Introduction: In Europe, scant scientific evidence exists on the impact of economic crisis on physicians. This study aims at understanding the adjustments made by public sector physicians to the changing conditions, and their perceptions on the market for medical services in the Lisbon metropolitan area. Material and Methods: A random sample of 484 physicians from São José Hospital and health center groups in Cascais and Amadora, to explore their perceptions of the economic crisis, and the changes brought to their workload. This paper provides a descriptive statistical analysis of physicians’ responses. Results: In connection to the crisis, our surveyed physicians perceived an increase in demand but a decrease of supply of public health services, as well as an increase in the supply of health services by the private sector. Damaging government policies for the public sector, and the rise of private services and insurance providers were identified as game changers for the sector. Physicians reported a decrease in public remuneration (- 30.5%) and a small increase of public sector hours.
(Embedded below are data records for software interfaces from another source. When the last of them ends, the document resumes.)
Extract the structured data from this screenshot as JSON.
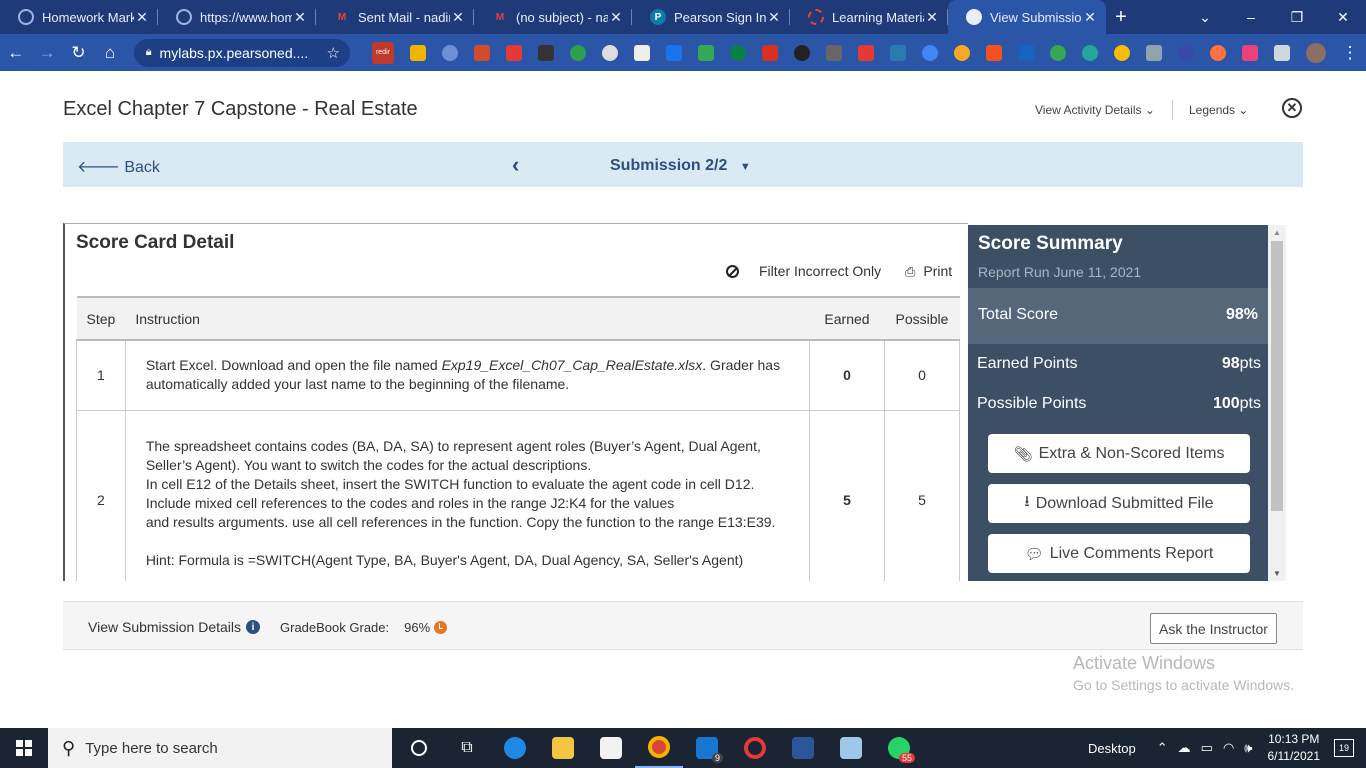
{
  "browser": {
    "tabs": [
      {
        "title": "Homework Marke",
        "color": "#2b56a7"
      },
      {
        "title": "https://www.hom",
        "color": "#2b56a7"
      },
      {
        "title": "Sent Mail - nadirh",
        "color": "#d93025"
      },
      {
        "title": "(no subject) - nad",
        "color": "#d93025"
      },
      {
        "title": "Pearson Sign In",
        "color": "#0a7ca8"
      },
      {
        "title": "Learning Material",
        "color": "#d93025"
      },
      {
        "title": "View Submission",
        "color": "#ffffff"
      }
    ],
    "url": "mylabs.px.pearsoned....",
    "ext_label": "redir"
  },
  "header": {
    "title": "Excel Chapter 7 Capstone - Real Estate",
    "view_activity": "View Activity Details",
    "legends": "Legends"
  },
  "subbar": {
    "back": "Back",
    "submission": "Submission 2/2"
  },
  "scorecard": {
    "title": "Score Card Detail",
    "filter": "Filter Incorrect Only",
    "print": "Print",
    "columns": {
      "step": "Step",
      "instruction": "Instruction",
      "earned": "Earned",
      "possible": "Possible"
    },
    "rows": [
      {
        "step": "1",
        "pre": "Start Excel. Download and open the file named ",
        "file": "Exp19_Excel_Ch07_Cap_RealEstate.xlsx",
        "post": ". Grader has automatically added your last name to the beginning of the filename.",
        "earned": "0",
        "possible": "0"
      },
      {
        "step": "2",
        "line1": "The spreadsheet contains codes (BA, DA, SA) to represent agent roles (Buyer’s Agent, Dual Agent, Seller’s Agent). You want to switch the codes for the actual descriptions.",
        "line2": "In cell E12 of the Details sheet, insert the SWITCH function to evaluate the agent code in cell D12.",
        "line3": "Include mixed cell references to the codes and roles in the range J2:K4 for the values",
        "line4": "and results arguments. use all cell references in the function. Copy the function to the range E13:E39.",
        "hint": "Hint: Formula is =SWITCH(Agent Type, BA, Buyer's Agent, DA, Dual Agency, SA, Seller's Agent)",
        "earned": "5",
        "possible": "5"
      }
    ]
  },
  "summary": {
    "title": "Score Summary",
    "report_run": "Report Run June 11, 2021",
    "total_label": "Total Score",
    "total_value": "98%",
    "earned_label": "Earned Points",
    "earned_value": "98",
    "possible_label": "Possible Points",
    "possible_value": "100",
    "pts_unit": "pts",
    "btn_extra": "Extra & Non-Scored Items",
    "btn_download": "Download Submitted File",
    "btn_comments": "Live Comments Report"
  },
  "footer": {
    "view_details": "View Submission Details",
    "gradebook_label": "GradeBook Grade:",
    "gradebook_value": "96%",
    "ask": "Ask the Instructor"
  },
  "watermark": {
    "line1": "Activate Windows",
    "line2": "Go to Settings to activate Windows."
  },
  "taskbar": {
    "search": "Type here to search",
    "desktop": "Desktop",
    "time": "10:13 PM",
    "date": "6/11/2021",
    "mail_badge": "9",
    "whatsapp_badge": "55",
    "notif_count": "19"
  }
}
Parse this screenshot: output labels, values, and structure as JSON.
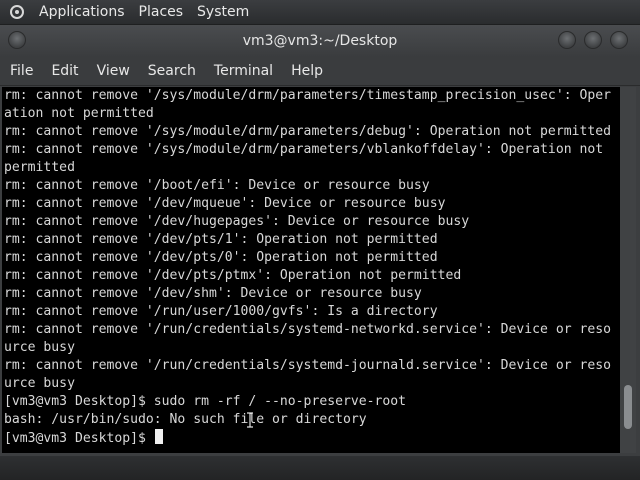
{
  "panel": {
    "menus": [
      "Applications",
      "Places",
      "System"
    ]
  },
  "window": {
    "title": "vm3@vm3:~/Desktop",
    "menus": [
      "File",
      "Edit",
      "View",
      "Search",
      "Terminal",
      "Help"
    ]
  },
  "terminal": {
    "lines": [
      "rm: cannot remove '/sys/module/drm/parameters/timestamp_precision_usec': Oper",
      "ation not permitted",
      "rm: cannot remove '/sys/module/drm/parameters/debug': Operation not permitted",
      "rm: cannot remove '/sys/module/drm/parameters/vblankoffdelay': Operation not",
      "permitted",
      "rm: cannot remove '/boot/efi': Device or resource busy",
      "rm: cannot remove '/dev/mqueue': Device or resource busy",
      "rm: cannot remove '/dev/hugepages': Device or resource busy",
      "rm: cannot remove '/dev/pts/1': Operation not permitted",
      "rm: cannot remove '/dev/pts/0': Operation not permitted",
      "rm: cannot remove '/dev/pts/ptmx': Operation not permitted",
      "rm: cannot remove '/dev/shm': Device or resource busy",
      "rm: cannot remove '/run/user/1000/gvfs': Is a directory",
      "rm: cannot remove '/run/credentials/systemd-networkd.service': Device or reso",
      "urce busy",
      "rm: cannot remove '/run/credentials/systemd-journald.service': Device or reso",
      "urce busy",
      "[vm3@vm3 Desktop]$ sudo rm -rf / --no-preserve-root",
      "bash: /usr/bin/sudo: No such file or directory"
    ],
    "prompt": "[vm3@vm3 Desktop]$ ",
    "scroll_position": 0.93
  },
  "colors": {
    "terminal_bg": "#000000",
    "terminal_fg": "#d8d8d8",
    "chrome": "#3a3c3e"
  },
  "icons": [
    "distro-logo-icon",
    "window-menu-icon",
    "minimize-icon",
    "maximize-icon",
    "close-icon",
    "text-cursor-icon"
  ]
}
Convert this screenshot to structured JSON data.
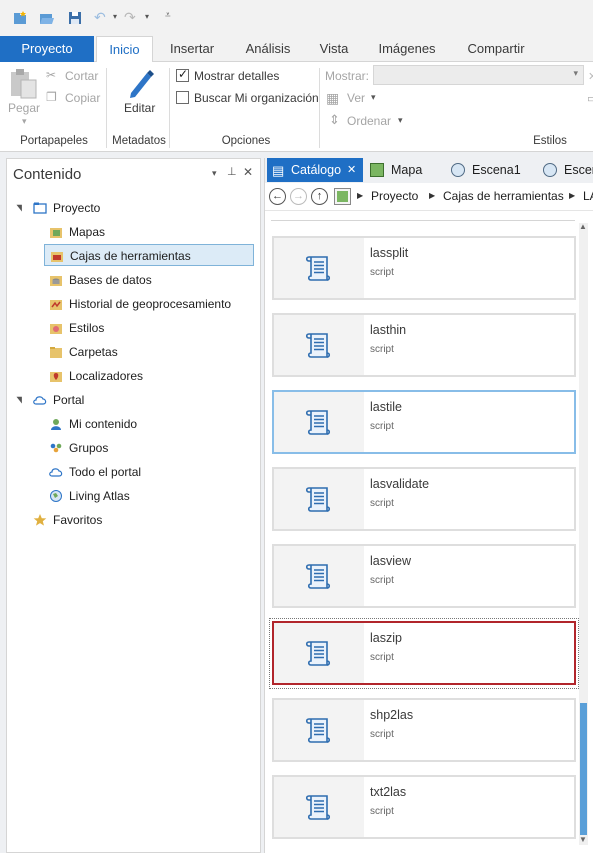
{
  "ribbon": {
    "tabs": [
      "Proyecto",
      "Inicio",
      "Insertar",
      "Análisis",
      "Vista",
      "Imágenes",
      "Compartir"
    ],
    "active_tab": "Inicio",
    "clipboard": {
      "paste": "Pegar",
      "cut": "Cortar",
      "copy": "Copiar",
      "group": "Portapapeles"
    },
    "metadata": {
      "edit": "Editar",
      "group": "Metadatos"
    },
    "options": {
      "show_details": "Mostrar detalles",
      "show_details_checked": true,
      "search_org": "Buscar Mi organización",
      "search_org_checked": false,
      "group": "Opciones"
    },
    "styles": {
      "show_label": "Mostrar:",
      "view": "Ver",
      "sort": "Ordenar",
      "group": "Estilos"
    }
  },
  "contents": {
    "title": "Contenido",
    "tree": [
      {
        "label": "Proyecto",
        "icon": "project-icon",
        "level": 0,
        "expander": "▲"
      },
      {
        "label": "Mapas",
        "icon": "map-folder-icon",
        "level": 1
      },
      {
        "label": "Cajas de herramientas",
        "icon": "toolbox-folder-icon",
        "level": 1,
        "selected": true
      },
      {
        "label": "Bases de datos",
        "icon": "database-icon",
        "level": 1
      },
      {
        "label": "Historial de geoprocesamiento",
        "icon": "history-icon",
        "level": 1
      },
      {
        "label": "Estilos",
        "icon": "styles-icon",
        "level": 1
      },
      {
        "label": "Carpetas",
        "icon": "folder-icon",
        "level": 1
      },
      {
        "label": "Localizadores",
        "icon": "locator-icon",
        "level": 1
      },
      {
        "label": "Portal",
        "icon": "cloud-icon",
        "level": 0,
        "expander": "▲"
      },
      {
        "label": "Mi contenido",
        "icon": "my-content-icon",
        "level": 1
      },
      {
        "label": "Grupos",
        "icon": "groups-icon",
        "level": 1
      },
      {
        "label": "Todo el portal",
        "icon": "cloud-icon",
        "level": 1
      },
      {
        "label": "Living Atlas",
        "icon": "atlas-icon",
        "level": 1
      },
      {
        "label": "Favoritos",
        "icon": "star-icon",
        "level": 0
      }
    ]
  },
  "catalog": {
    "tabs": [
      {
        "label": "Catálogo",
        "active": true
      },
      {
        "label": "Mapa"
      },
      {
        "label": "Escena1"
      },
      {
        "label": "Escen"
      }
    ],
    "breadcrumb": [
      "Proyecto",
      "Cajas de herramientas",
      "LA"
    ],
    "items": [
      {
        "name": "lassplit",
        "type": "script"
      },
      {
        "name": "lasthin",
        "type": "script"
      },
      {
        "name": "lastile",
        "type": "script",
        "state": "focus"
      },
      {
        "name": "lasvalidate",
        "type": "script"
      },
      {
        "name": "lasview",
        "type": "script"
      },
      {
        "name": "laszip",
        "type": "script",
        "state": "selected"
      },
      {
        "name": "shp2las",
        "type": "script"
      },
      {
        "name": "txt2las",
        "type": "script"
      }
    ]
  },
  "colors": {
    "accent": "#1f6fc5",
    "selection_border": "#b1252b",
    "focus_border": "#88bde8",
    "tree_selected": "#dcebf7"
  }
}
A general reduction in living standard was identified as the main adaptation strategy to the crisis. Passion for the profession, its independence and flexibility, were the most frequently mentioned compensating factors. A percentage of 15% of physicians declared considering migration as a possibility for the near future. Discussion: The crisis has brought non-negligible changes to physicians’ working conditions and to the wider market for medical services in Portugal. Conclusion: The physicians’ intrinsic motivation for the professions helped counterbalance salary cuts and deteriorating working conditions.
|Translated title of the contribution||Economic crisis and Portuguese National Health Service physicians: Findings from a descriptive study of their perceptions and reactions from health care units in the greater Lisbon area|
|Number of pages||10|
|Journal||Acta medica portuguesa|
|Publication status||Published - 28 Apr 2017|
- Economic recession
- Health policy
- Public health